“If you’re going to play in the financial sector, you play by the rules,” Richard Hunt, president of the Consumer Bankers Association, a trade group, tells Bloomberg.

The story continues: “Banks have tried for more than a decade to slow Wal-Mart’s moves into finance, fearing its ability to under-price the competition without similar federal supervision. The financial industry, alongside unions and community groups, fought against the retailer’s bid in 2005 to open an institution known as an industrial loan company, or limited-services bank, in Utah. Wal-Mart eventually dropped the application.
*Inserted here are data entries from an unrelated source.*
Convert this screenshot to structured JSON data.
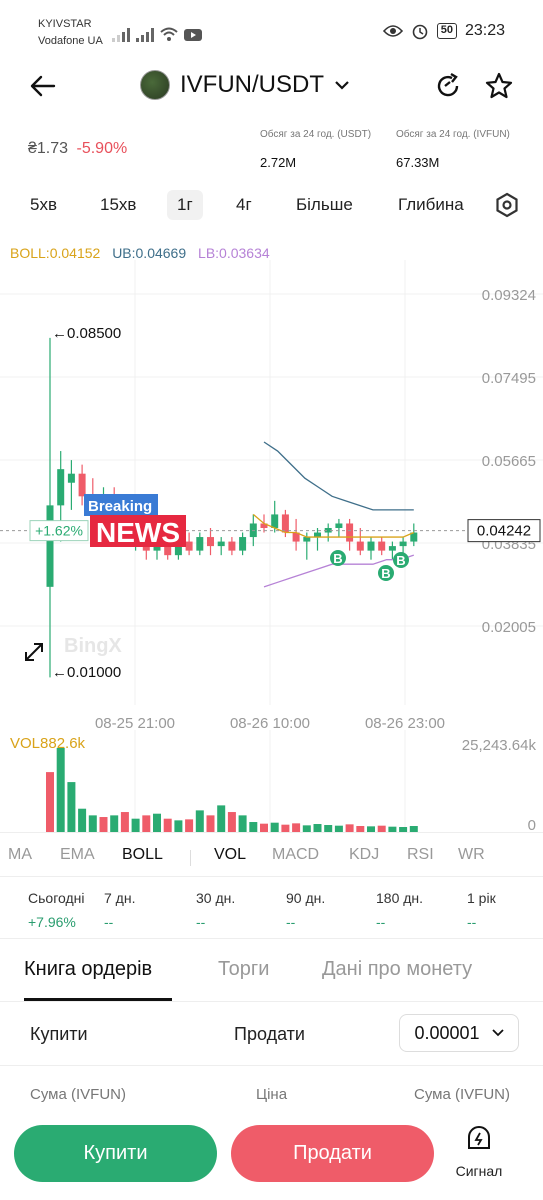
{
  "status": {
    "carrier1": "KYIVSTAR",
    "carrier2": "Vodafone UA",
    "battery": "50",
    "time": "23:23"
  },
  "header": {
    "pair": "IVFUN/USDT"
  },
  "price": {
    "value": "₴1.73",
    "change": "-5.90%",
    "vol_usdt_label": "Обсяг за 24 год. (USDT)",
    "vol_usdt": "2.72M",
    "vol_ivfun_label": "Обсяг за 24 год. (IVFUN)",
    "vol_ivfun": "67.33M"
  },
  "timeframes": {
    "items": [
      "5хв",
      "15хв",
      "1г",
      "4г",
      "Більше",
      "Глибина"
    ],
    "active": "1г"
  },
  "indicators": {
    "boll": "BOLL:0.04152",
    "ub": "UB:0.04669",
    "lb": "LB:0.03634"
  },
  "chart_data": {
    "type": "candlestick",
    "y_ticks": [
      "0.09324",
      "0.07495",
      "0.05665",
      "0.03835",
      "0.02005"
    ],
    "x_ticks": [
      "08-25 21:00",
      "08-26 10:00",
      "08-26 23:00"
    ],
    "ylim": [
      0.005,
      0.1
    ],
    "high_label": "←0.08500",
    "low_label": "←0.01000",
    "current_price": "0.04242",
    "change_badge": "+1.62%",
    "news_badge_top": "Breaking",
    "news_badge_bottom": "NEWS",
    "watermark": "BingX",
    "marker_label": "B",
    "candles": [
      {
        "o": 0.03,
        "h": 0.085,
        "l": 0.01,
        "c": 0.048
      },
      {
        "o": 0.048,
        "h": 0.06,
        "l": 0.04,
        "c": 0.056
      },
      {
        "o": 0.053,
        "h": 0.058,
        "l": 0.047,
        "c": 0.055
      },
      {
        "o": 0.055,
        "h": 0.057,
        "l": 0.048,
        "c": 0.05
      },
      {
        "o": 0.05,
        "h": 0.054,
        "l": 0.044,
        "c": 0.046
      },
      {
        "o": 0.046,
        "h": 0.052,
        "l": 0.042,
        "c": 0.05
      },
      {
        "o": 0.05,
        "h": 0.052,
        "l": 0.042,
        "c": 0.044
      },
      {
        "o": 0.044,
        "h": 0.048,
        "l": 0.039,
        "c": 0.041
      },
      {
        "o": 0.041,
        "h": 0.045,
        "l": 0.038,
        "c": 0.043
      },
      {
        "o": 0.043,
        "h": 0.044,
        "l": 0.036,
        "c": 0.038
      },
      {
        "o": 0.038,
        "h": 0.042,
        "l": 0.036,
        "c": 0.041
      },
      {
        "o": 0.041,
        "h": 0.042,
        "l": 0.036,
        "c": 0.037
      },
      {
        "o": 0.037,
        "h": 0.041,
        "l": 0.036,
        "c": 0.04
      },
      {
        "o": 0.04,
        "h": 0.042,
        "l": 0.037,
        "c": 0.038
      },
      {
        "o": 0.038,
        "h": 0.042,
        "l": 0.037,
        "c": 0.041
      },
      {
        "o": 0.041,
        "h": 0.043,
        "l": 0.037,
        "c": 0.039
      },
      {
        "o": 0.039,
        "h": 0.041,
        "l": 0.037,
        "c": 0.04
      },
      {
        "o": 0.04,
        "h": 0.041,
        "l": 0.037,
        "c": 0.038
      },
      {
        "o": 0.038,
        "h": 0.042,
        "l": 0.037,
        "c": 0.041
      },
      {
        "o": 0.041,
        "h": 0.046,
        "l": 0.039,
        "c": 0.044
      },
      {
        "o": 0.044,
        "h": 0.046,
        "l": 0.042,
        "c": 0.043
      },
      {
        "o": 0.043,
        "h": 0.049,
        "l": 0.042,
        "c": 0.046
      },
      {
        "o": 0.046,
        "h": 0.047,
        "l": 0.041,
        "c": 0.042
      },
      {
        "o": 0.042,
        "h": 0.045,
        "l": 0.038,
        "c": 0.04
      },
      {
        "o": 0.04,
        "h": 0.042,
        "l": 0.036,
        "c": 0.041
      },
      {
        "o": 0.041,
        "h": 0.043,
        "l": 0.038,
        "c": 0.042
      },
      {
        "o": 0.042,
        "h": 0.044,
        "l": 0.04,
        "c": 0.043
      },
      {
        "o": 0.043,
        "h": 0.045,
        "l": 0.041,
        "c": 0.044
      },
      {
        "o": 0.044,
        "h": 0.045,
        "l": 0.038,
        "c": 0.04
      },
      {
        "o": 0.04,
        "h": 0.043,
        "l": 0.037,
        "c": 0.038
      },
      {
        "o": 0.038,
        "h": 0.041,
        "l": 0.036,
        "c": 0.04
      },
      {
        "o": 0.04,
        "h": 0.041,
        "l": 0.037,
        "c": 0.038
      },
      {
        "o": 0.038,
        "h": 0.04,
        "l": 0.036,
        "c": 0.039
      },
      {
        "o": 0.039,
        "h": 0.041,
        "l": 0.037,
        "c": 0.04
      },
      {
        "o": 0.04,
        "h": 0.044,
        "l": 0.039,
        "c": 0.042
      }
    ],
    "ub_line": [
      0.062,
      0.06,
      0.057,
      0.054,
      0.052,
      0.05,
      0.049,
      0.048,
      0.047,
      0.047,
      0.047,
      0.047
    ],
    "mid_line": [
      0.046,
      0.044,
      0.043,
      0.042,
      0.042,
      0.041,
      0.041,
      0.041,
      0.041,
      0.041,
      0.041,
      0.041,
      0.041,
      0.041,
      0.041,
      0.042
    ],
    "lb_line": [
      0.03,
      0.031,
      0.032,
      0.033,
      0.034,
      0.035,
      0.035,
      0.035,
      0.035,
      0.036,
      0.036,
      0.037
    ]
  },
  "volume": {
    "label": "VOL882.6k",
    "max_label": "25,243.64k",
    "zero_label": "0",
    "ymax": 25243.64,
    "values": [
      18000,
      25243,
      15000,
      7000,
      5000,
      4500,
      5000,
      6000,
      4000,
      5000,
      5500,
      4000,
      3500,
      3800,
      6500,
      5000,
      8000,
      6000,
      5000,
      3000,
      2500,
      2800,
      2200,
      2600,
      2000,
      2400,
      2100,
      1900,
      2300,
      1800,
      1700,
      1900,
      1600,
      1500,
      1800
    ],
    "up": [
      false,
      true,
      true,
      true,
      true,
      false,
      true,
      false,
      true,
      false,
      true,
      false,
      true,
      false,
      true,
      false,
      true,
      false,
      true,
      true,
      false,
      true,
      false,
      false,
      true,
      true,
      true,
      true,
      false,
      false,
      true,
      false,
      true,
      true,
      true
    ]
  },
  "indicator_tabs": {
    "main": [
      "MA",
      "EMA",
      "BOLL"
    ],
    "sub": [
      "VOL",
      "MACD",
      "KDJ",
      "RSI",
      "WR"
    ],
    "main_active": "BOLL",
    "sub_active": "VOL"
  },
  "performance": {
    "labels": [
      "Сьогодні",
      "7 дн.",
      "30 дн.",
      "90 дн.",
      "180 дн.",
      "1 рік"
    ],
    "values": [
      "+7.96%",
      "--",
      "--",
      "--",
      "--",
      "--"
    ]
  },
  "book": {
    "tabs": [
      "Книга ордерів",
      "Торги",
      "Дані про монету"
    ],
    "active": "Книга ордерів",
    "buy_label": "Купити",
    "sell_label": "Продати",
    "precision": "0.00001",
    "col_amount_left": "Сума (IVFUN)",
    "col_price": "Ціна",
    "col_amount_right": "Сума (IVFUN)"
  },
  "actions": {
    "buy": "Купити",
    "sell": "Продати",
    "signal": "Сигнал"
  },
  "colors": {
    "up": "#2aab72",
    "down": "#ef5c69",
    "boll_mid": "#d9a31a",
    "ub": "#3f6f8a",
    "lb": "#b682d6"
  }
}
“While the Dodd-Frank law generally excludes retailers from the consumer bureau’s authority, it allows the agency to choose to supervise non-bank companies that are significant players in the market. The bureau’s decision on which companies fall in that category has become another point of contention in the long-running feud between banks and Wal-Mart.”
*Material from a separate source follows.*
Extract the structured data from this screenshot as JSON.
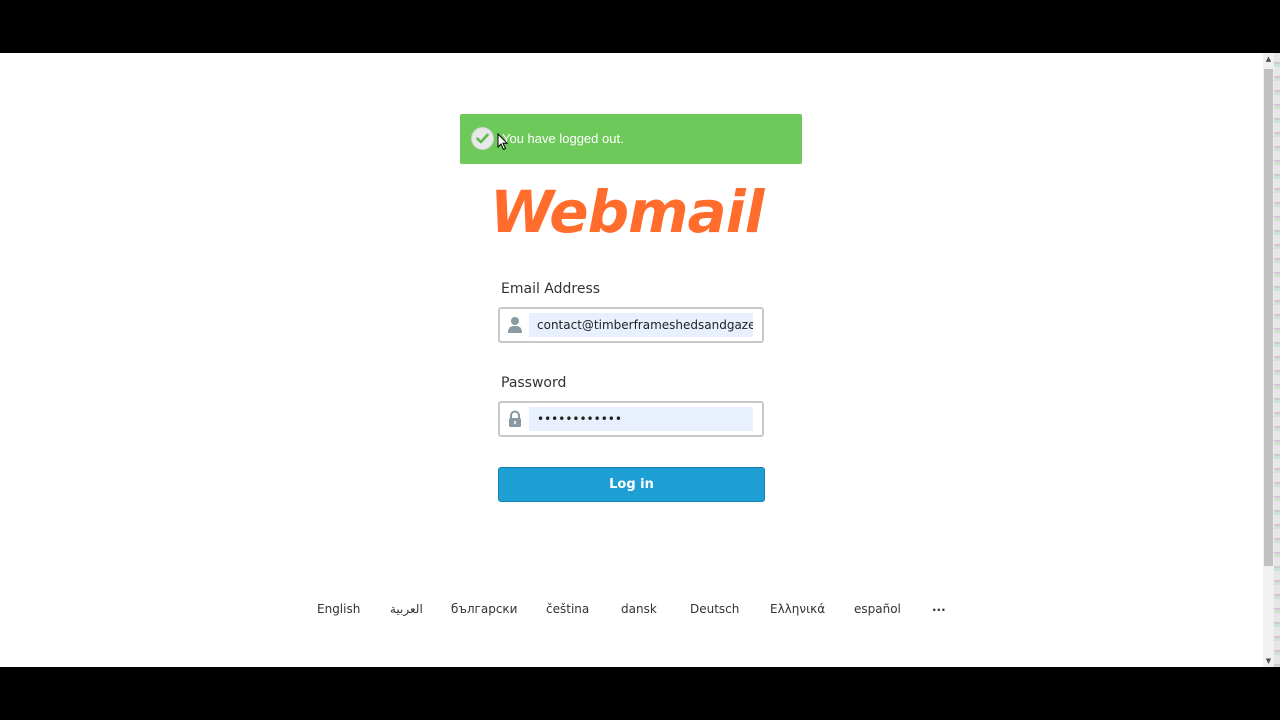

The Consumer Financial Protection Bureau has not yet determined how it will do oversight of non-bank companies, but is in the process of soliciting public comment before reaching a conclusion.
KC's View:
The irony here is so thick you cut could it with a knife.
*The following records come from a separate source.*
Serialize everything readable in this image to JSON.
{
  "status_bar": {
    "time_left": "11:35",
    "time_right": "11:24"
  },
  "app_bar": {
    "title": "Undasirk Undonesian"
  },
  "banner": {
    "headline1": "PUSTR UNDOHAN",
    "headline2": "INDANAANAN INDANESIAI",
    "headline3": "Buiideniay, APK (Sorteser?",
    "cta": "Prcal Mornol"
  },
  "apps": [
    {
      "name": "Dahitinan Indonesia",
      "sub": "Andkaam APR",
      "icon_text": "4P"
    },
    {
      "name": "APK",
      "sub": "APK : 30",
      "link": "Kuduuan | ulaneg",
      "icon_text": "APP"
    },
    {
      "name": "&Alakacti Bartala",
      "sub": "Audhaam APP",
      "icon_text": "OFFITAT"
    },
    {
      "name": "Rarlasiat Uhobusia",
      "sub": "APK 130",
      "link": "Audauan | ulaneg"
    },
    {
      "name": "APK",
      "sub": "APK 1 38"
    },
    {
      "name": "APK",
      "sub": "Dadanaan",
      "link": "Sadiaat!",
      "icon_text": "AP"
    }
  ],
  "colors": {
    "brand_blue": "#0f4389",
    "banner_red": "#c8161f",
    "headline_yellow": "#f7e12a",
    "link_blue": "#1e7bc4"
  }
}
If I’m not mistaken, the banks don’t even like the existence of the Consumer Financial Protection Agency and have spent a lot of money lobbying Congress to try to get its powers limited and/or defunded. The agency’s very existence and mission has become so contentious that the woman who helped create it - Elizabeth Warren - was deemed by the Obama administration to be be un-comfirmable by Congress as its leader, and so in an utter act of gutlessness it decided to bypass her. (Warren has struck me as a reasonable person with only consumer interests at heart ... but that’s the last thing that banks are interested in. And, of the pundits who has struck me as most persuasive about Warren’s credentials has been Joe Scarborough of “Morning Joe,” who is anything but a liberal.)

And now, of course, banks want the agency to protect them from Walmart.

Seems to me that it is entirely fair that Walmart be regulated by the agency as it works its way into the financial services business. And it ought to get exactly the same level of rigorous scrutiny as the banks.

But the banks don’t want rigorous scrutiny. Just selective scrutiny. And because they have no sense of either irony or propriety, they want to use an agency they don’t want to exist to tame the ambitions of a retailer they don’t want in their business.